- _YOUR OBJECTIVE_:
Copy out all lines of the records in which the word "cursor" appears.

- _EXERCISE INPUT_:
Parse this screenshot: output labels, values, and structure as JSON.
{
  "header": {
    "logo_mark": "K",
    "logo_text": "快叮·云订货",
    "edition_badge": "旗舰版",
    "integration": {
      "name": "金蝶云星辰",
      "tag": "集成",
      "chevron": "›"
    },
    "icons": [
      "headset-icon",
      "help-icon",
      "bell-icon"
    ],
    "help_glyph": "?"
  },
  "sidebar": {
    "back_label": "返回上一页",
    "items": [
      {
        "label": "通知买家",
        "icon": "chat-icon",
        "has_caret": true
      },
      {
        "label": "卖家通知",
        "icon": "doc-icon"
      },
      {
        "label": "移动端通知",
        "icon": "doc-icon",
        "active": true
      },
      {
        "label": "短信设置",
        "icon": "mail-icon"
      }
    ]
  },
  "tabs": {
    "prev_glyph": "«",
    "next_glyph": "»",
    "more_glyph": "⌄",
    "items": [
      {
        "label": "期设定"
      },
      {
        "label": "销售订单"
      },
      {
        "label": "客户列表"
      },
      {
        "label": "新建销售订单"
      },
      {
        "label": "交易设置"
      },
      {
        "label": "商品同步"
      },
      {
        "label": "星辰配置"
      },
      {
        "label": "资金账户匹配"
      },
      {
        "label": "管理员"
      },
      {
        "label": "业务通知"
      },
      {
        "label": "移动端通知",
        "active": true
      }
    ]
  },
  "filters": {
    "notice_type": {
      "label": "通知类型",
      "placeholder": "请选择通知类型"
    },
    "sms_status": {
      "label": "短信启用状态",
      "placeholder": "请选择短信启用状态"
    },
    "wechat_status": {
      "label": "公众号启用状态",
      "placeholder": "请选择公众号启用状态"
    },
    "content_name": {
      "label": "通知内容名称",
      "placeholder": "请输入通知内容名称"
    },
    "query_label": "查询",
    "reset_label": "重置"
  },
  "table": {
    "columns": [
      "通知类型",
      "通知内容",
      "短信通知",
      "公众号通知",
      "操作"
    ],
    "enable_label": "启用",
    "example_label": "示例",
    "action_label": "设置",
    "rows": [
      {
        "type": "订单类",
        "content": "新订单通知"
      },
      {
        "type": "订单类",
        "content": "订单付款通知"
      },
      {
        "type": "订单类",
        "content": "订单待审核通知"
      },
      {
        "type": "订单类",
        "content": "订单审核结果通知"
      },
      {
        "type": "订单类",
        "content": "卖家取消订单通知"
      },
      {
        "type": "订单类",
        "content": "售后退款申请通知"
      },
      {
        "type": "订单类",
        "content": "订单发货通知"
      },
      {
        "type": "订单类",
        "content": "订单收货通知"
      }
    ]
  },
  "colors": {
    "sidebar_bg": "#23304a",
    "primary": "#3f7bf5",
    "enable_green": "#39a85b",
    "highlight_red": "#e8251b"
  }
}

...

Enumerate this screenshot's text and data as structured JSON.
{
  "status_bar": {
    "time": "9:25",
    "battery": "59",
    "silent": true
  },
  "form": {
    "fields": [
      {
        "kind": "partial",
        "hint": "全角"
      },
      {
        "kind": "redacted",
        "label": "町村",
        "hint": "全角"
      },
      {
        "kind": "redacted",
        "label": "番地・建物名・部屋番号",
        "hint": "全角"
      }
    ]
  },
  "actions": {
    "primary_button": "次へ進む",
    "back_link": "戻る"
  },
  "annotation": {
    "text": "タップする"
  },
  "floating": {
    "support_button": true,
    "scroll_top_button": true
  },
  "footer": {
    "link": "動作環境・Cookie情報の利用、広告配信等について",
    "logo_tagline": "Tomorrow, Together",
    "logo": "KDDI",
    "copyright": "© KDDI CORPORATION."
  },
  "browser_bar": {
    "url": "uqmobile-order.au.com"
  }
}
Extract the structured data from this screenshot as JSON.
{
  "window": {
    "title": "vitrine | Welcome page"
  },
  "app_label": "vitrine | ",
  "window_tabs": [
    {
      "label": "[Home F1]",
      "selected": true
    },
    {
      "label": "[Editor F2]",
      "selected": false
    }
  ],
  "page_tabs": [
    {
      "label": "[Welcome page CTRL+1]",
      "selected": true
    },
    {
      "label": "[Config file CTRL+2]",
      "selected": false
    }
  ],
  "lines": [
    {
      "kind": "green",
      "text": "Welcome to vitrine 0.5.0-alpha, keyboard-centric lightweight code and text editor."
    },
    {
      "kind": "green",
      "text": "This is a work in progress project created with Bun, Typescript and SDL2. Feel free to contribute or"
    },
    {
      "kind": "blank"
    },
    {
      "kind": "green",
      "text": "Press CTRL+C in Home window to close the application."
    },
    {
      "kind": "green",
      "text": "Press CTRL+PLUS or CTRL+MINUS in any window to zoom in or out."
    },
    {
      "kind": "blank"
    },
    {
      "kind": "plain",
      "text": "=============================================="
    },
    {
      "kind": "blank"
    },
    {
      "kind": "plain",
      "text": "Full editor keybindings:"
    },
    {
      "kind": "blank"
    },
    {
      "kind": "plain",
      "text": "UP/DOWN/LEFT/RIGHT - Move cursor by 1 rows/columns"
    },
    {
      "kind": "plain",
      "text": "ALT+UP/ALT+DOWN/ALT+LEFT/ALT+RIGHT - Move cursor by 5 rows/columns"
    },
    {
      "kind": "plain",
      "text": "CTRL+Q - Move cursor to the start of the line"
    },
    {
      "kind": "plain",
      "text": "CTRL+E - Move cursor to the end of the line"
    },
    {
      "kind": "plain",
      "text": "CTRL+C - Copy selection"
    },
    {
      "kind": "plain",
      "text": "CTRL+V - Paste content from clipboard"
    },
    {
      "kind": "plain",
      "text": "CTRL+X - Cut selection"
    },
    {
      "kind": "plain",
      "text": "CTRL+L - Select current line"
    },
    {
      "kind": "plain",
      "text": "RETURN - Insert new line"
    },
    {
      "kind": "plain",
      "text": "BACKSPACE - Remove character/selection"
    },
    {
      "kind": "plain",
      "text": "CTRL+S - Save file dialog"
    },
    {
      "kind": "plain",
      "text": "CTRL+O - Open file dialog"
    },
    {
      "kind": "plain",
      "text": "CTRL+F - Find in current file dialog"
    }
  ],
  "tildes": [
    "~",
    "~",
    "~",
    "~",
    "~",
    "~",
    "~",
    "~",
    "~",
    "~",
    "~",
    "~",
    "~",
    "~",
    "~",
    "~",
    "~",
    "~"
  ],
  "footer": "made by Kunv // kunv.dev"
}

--

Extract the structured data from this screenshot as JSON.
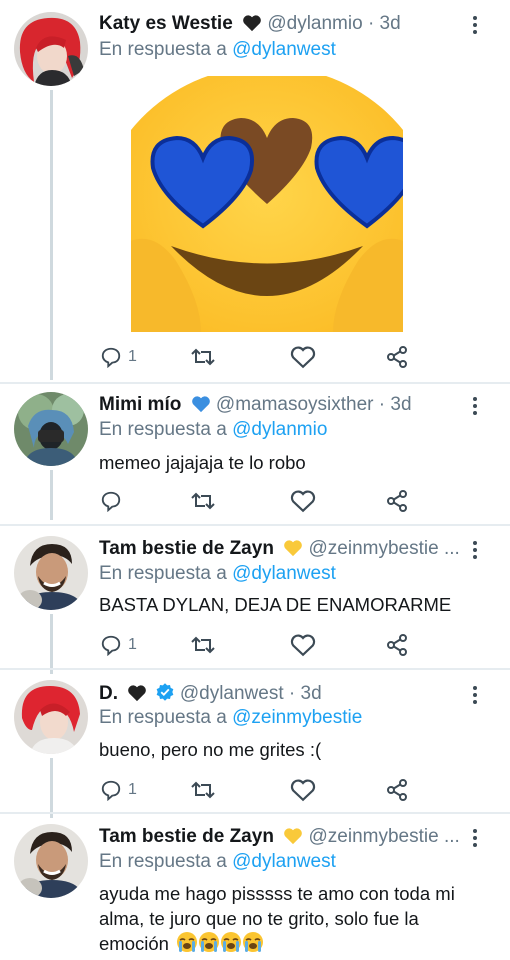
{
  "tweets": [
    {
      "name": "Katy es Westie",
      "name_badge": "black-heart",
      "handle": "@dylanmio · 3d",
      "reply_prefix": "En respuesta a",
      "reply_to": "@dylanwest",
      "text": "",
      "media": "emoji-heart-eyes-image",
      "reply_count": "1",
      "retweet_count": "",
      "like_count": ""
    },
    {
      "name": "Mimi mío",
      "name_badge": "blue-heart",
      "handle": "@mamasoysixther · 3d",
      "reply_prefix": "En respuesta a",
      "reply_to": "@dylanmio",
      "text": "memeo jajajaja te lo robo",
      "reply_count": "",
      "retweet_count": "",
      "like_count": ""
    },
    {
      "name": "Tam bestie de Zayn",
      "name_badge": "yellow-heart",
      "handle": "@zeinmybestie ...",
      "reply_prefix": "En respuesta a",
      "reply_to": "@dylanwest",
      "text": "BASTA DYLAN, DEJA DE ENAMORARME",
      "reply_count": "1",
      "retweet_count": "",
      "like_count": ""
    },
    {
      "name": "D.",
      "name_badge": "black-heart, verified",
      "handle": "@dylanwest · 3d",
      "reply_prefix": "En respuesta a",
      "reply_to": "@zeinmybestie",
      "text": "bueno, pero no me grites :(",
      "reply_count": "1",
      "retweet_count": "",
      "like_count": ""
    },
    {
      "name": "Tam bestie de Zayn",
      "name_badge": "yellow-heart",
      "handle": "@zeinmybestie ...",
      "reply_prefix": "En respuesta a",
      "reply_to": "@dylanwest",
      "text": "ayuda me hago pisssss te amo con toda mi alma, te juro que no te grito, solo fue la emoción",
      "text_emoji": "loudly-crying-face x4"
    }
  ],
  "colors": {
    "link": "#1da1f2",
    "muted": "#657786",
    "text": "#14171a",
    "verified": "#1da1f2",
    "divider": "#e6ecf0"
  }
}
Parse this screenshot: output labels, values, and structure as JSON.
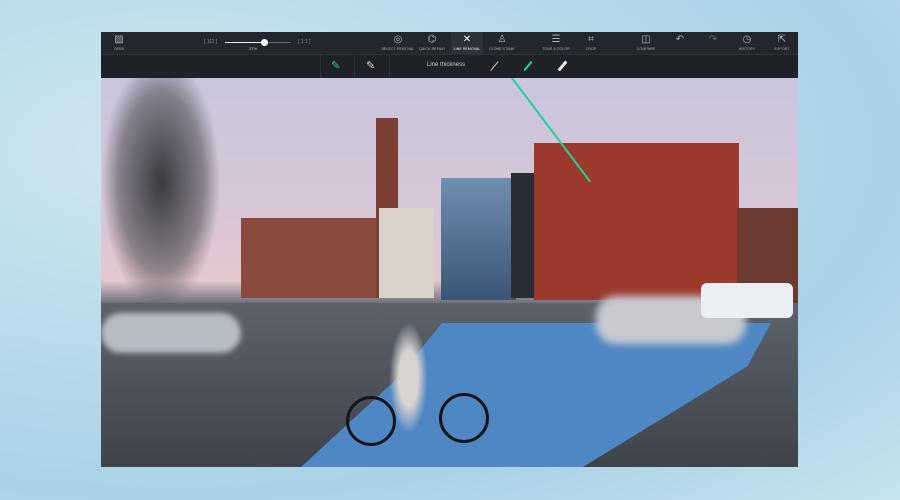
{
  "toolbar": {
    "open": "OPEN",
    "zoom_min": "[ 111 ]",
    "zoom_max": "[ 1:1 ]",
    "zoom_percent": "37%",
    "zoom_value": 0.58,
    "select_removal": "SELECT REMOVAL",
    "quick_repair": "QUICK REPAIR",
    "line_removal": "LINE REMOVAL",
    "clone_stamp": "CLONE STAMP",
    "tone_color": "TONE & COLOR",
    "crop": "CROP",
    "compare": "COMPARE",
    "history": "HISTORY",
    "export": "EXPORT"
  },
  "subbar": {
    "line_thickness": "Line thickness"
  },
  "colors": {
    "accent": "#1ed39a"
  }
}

- _SOLUTION BELOW_:
      "text": "UP/DOWN/LEFT/RIGHT - Move cursor by 1 rows/columns"
      "text": "ALT+UP/ALT+DOWN/ALT+LEFT/ALT+RIGHT - Move cursor by 5 rows/columns"
      "text": "CTRL+Q - Move cursor to the start of the line"
      "text": "CTRL+E - Move cursor to the end of the line"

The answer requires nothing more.